***** Exercise material *****

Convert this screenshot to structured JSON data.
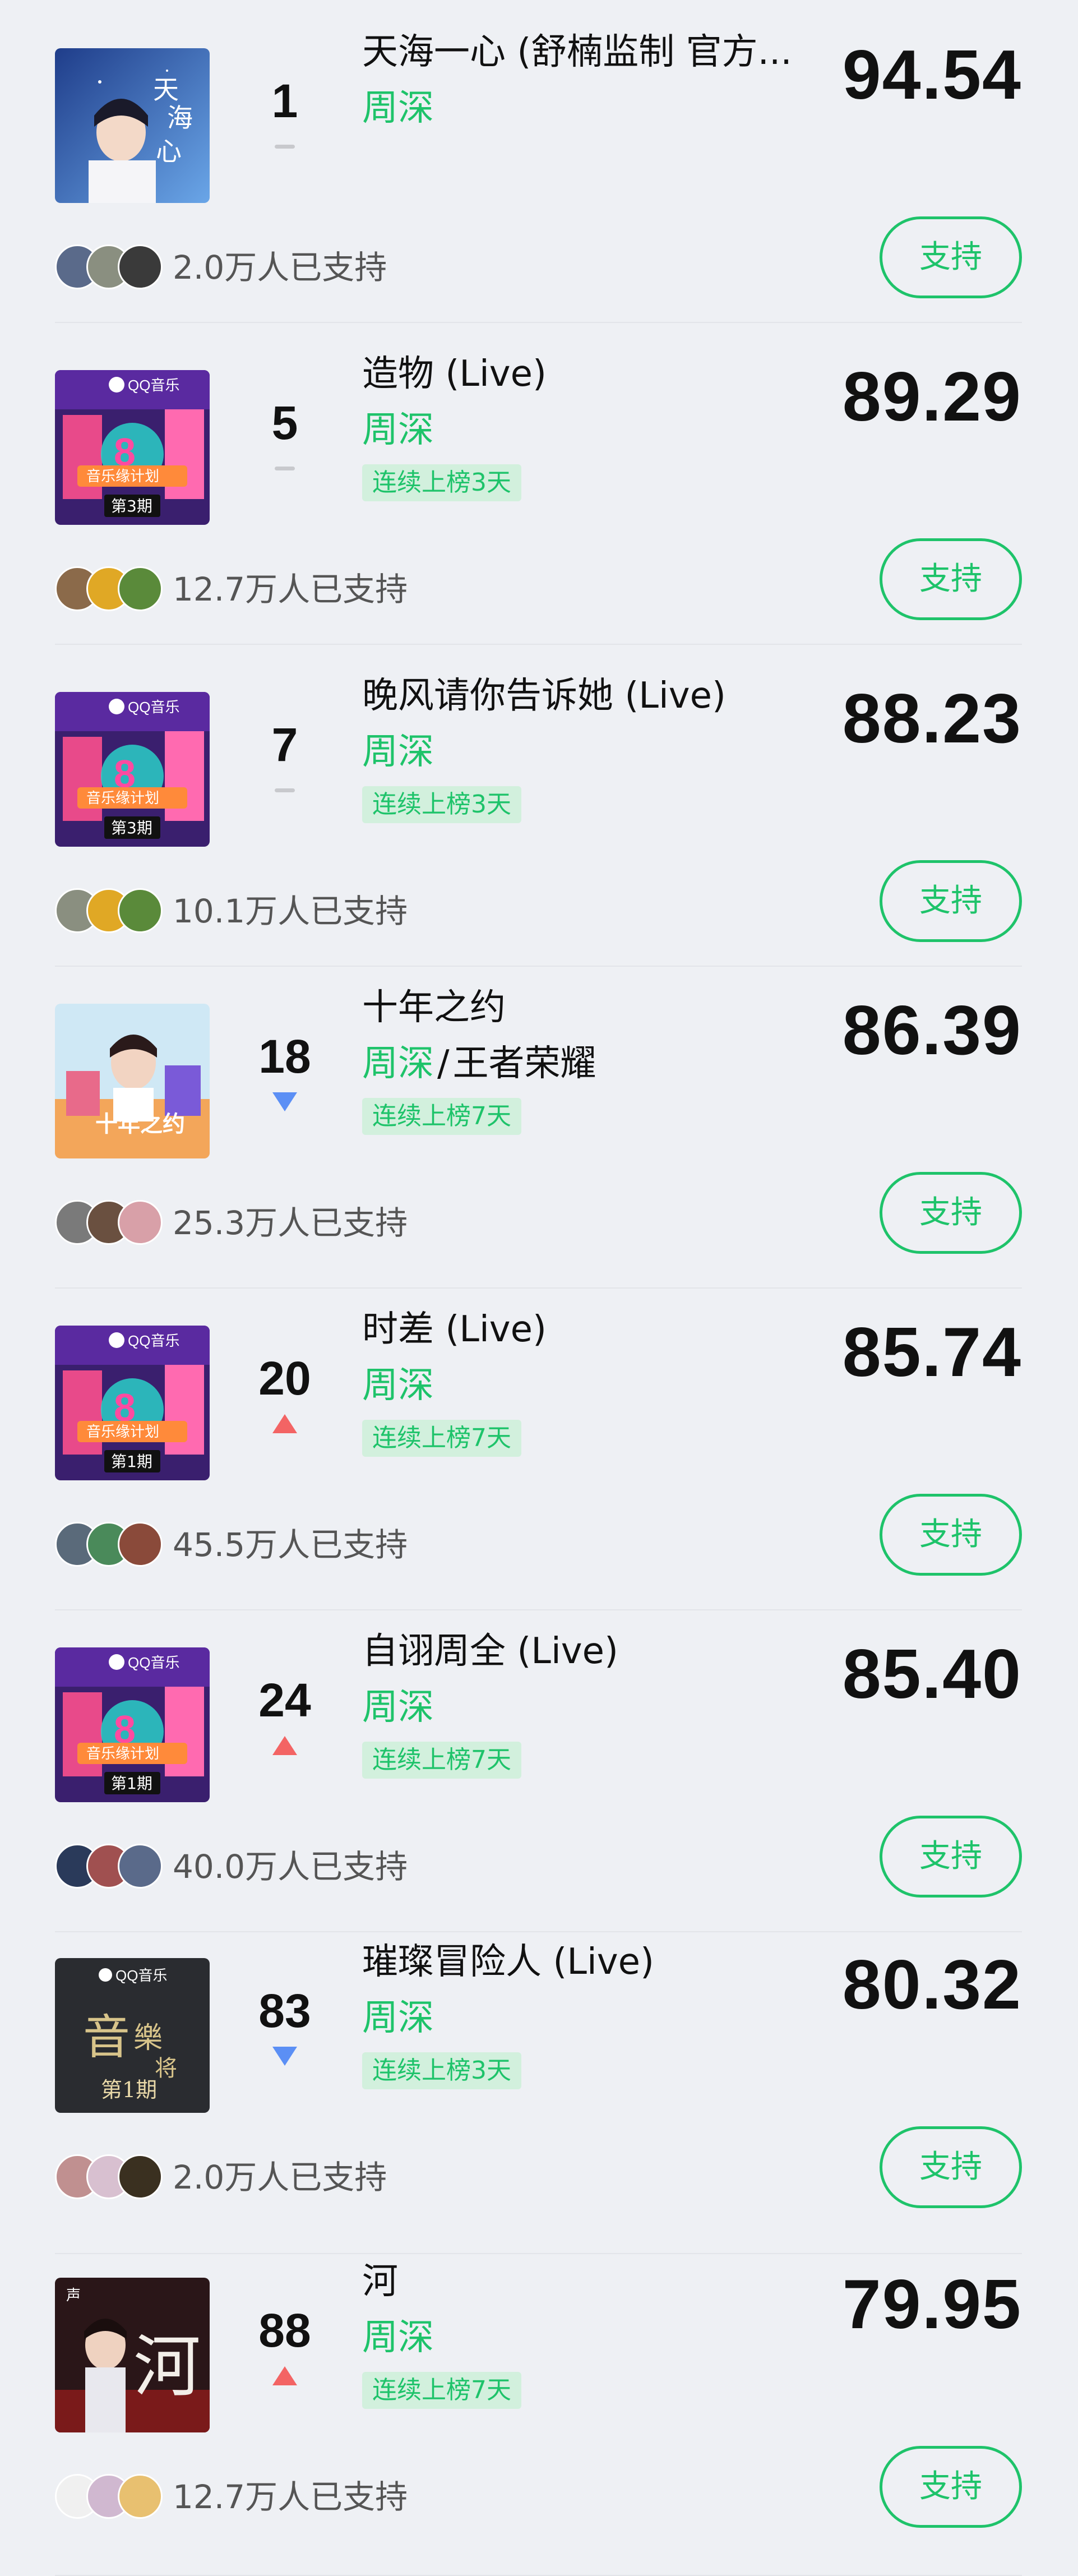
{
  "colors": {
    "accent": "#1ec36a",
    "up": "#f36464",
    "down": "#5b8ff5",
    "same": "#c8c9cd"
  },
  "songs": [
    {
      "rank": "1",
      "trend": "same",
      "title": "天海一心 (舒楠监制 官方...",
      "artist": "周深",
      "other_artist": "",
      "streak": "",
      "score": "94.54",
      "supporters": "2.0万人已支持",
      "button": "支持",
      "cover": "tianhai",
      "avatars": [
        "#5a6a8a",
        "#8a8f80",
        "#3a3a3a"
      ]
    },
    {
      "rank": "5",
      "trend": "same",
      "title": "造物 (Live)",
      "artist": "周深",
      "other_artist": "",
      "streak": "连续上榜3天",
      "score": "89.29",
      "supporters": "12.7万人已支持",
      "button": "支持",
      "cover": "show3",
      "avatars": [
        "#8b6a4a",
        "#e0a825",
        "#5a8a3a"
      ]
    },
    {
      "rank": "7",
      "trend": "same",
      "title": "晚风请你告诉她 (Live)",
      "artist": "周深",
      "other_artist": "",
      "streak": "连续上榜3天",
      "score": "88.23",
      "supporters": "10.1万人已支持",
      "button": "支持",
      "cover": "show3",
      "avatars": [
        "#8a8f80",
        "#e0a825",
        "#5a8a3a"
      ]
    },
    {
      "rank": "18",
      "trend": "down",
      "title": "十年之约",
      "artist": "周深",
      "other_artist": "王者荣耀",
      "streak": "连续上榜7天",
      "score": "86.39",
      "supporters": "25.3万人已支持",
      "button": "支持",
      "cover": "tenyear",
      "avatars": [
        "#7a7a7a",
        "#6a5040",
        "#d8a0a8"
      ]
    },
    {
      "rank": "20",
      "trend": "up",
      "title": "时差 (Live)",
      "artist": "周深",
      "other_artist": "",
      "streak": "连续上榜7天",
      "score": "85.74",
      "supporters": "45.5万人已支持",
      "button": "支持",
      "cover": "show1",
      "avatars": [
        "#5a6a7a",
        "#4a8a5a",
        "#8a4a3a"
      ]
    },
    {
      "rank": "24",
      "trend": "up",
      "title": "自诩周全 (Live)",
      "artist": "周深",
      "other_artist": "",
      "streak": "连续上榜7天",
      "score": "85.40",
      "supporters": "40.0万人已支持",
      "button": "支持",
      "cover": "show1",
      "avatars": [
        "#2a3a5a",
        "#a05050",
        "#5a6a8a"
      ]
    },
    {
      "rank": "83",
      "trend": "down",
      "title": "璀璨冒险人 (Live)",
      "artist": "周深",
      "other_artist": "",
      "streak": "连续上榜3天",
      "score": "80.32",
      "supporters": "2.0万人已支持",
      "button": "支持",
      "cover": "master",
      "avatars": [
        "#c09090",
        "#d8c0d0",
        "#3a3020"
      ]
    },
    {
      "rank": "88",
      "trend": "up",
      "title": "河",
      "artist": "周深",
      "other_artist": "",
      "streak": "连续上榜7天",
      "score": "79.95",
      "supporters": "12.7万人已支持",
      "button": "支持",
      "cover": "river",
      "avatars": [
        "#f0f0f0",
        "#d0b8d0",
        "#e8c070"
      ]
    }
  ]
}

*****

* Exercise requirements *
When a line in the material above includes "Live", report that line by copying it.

* Solution for this problem *
      "title": "造物 (Live)",
      "title": "晚风请你告诉她 (Live)",
      "title": "时差 (Live)",
      "title": "自诩周全 (Live)",
      "title": "璀璨冒险人 (Live)",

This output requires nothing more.